Apply a rich moisturizer right after bathing. Ointments and creams may work better than lotions for dry skin but are often messier. Reapply as needed throughout the day.
Use a humidifier and don’t let indoor temperatures get too hot.
Wear gloves when using cleaning agents, solvents, or household detergents.
Oily Skin Type
Oily skin can produce:
Dull or shiny, thick complexion
Blackheads, pimples, or other blemishes
Oiliness can change depending upon the time of year or the weather. Oily skin can be caused or made worse by:
Puberty or other hormonal imbalances
Exposure to heat or too much humidity
To take care of oily skin:
Wash your skin no more than twice a day and after you perspire heavily.
Use a gentle cleanser and don’t scrub.
Don’t pick, pop, or squeeze pimples. This prolongs healing time.
Use products labeled as “noncomedogenic.” They tend not to clog pores.
Sensitive Skin Type
If your skin is sensitive, try to find out what your triggers are so you can avoid them. You may have sensitive skin for a variety of reasons, but often it’s in response to particular skin care products.
Sensitive skin can show up as:
The Basics of Skin Care
These tips will help your skin stay healthier no matter its type.
Use a broad spectrum sunscreen that blocks both UVA and UVB rays. Avoid direct sunlight and wear a hat and sunglasses.

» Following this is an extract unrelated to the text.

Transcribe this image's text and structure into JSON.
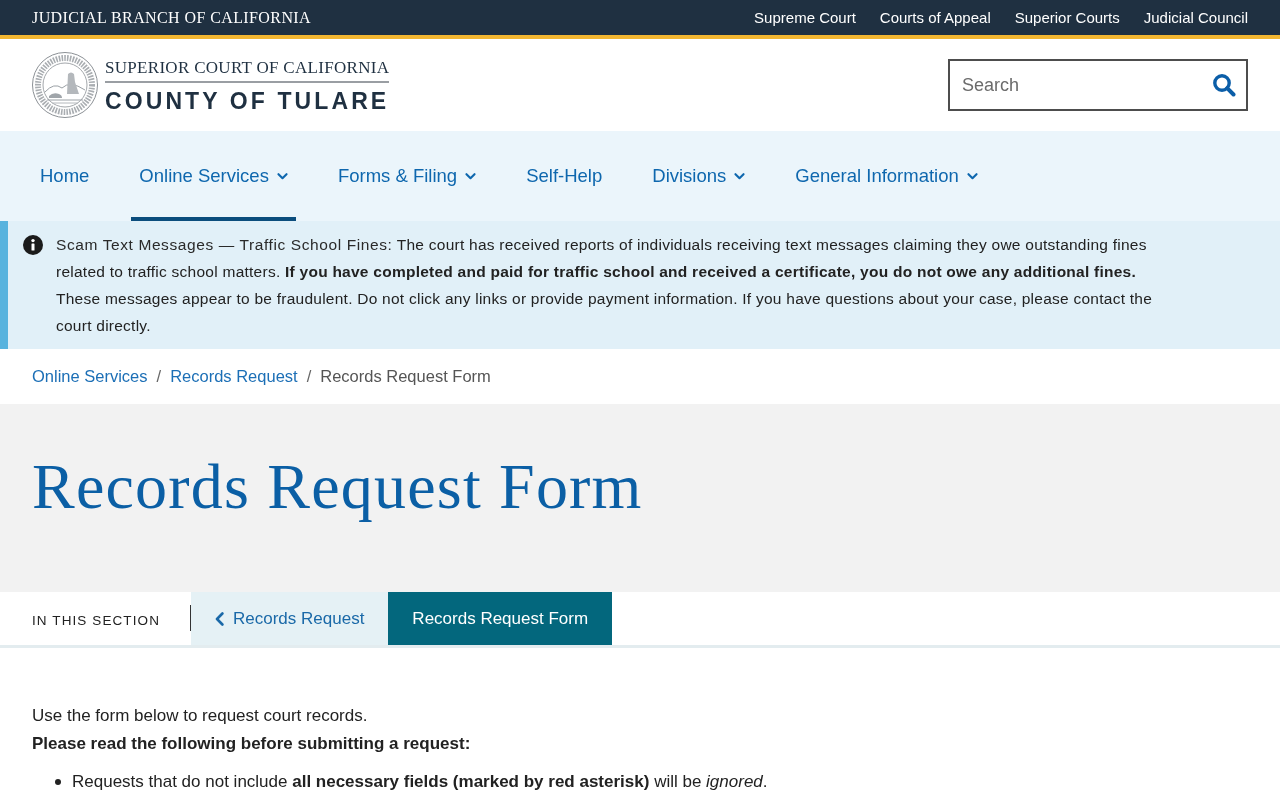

Wash your skin thoroughly every day and never wear makeup to bed.
Moisturize your skin.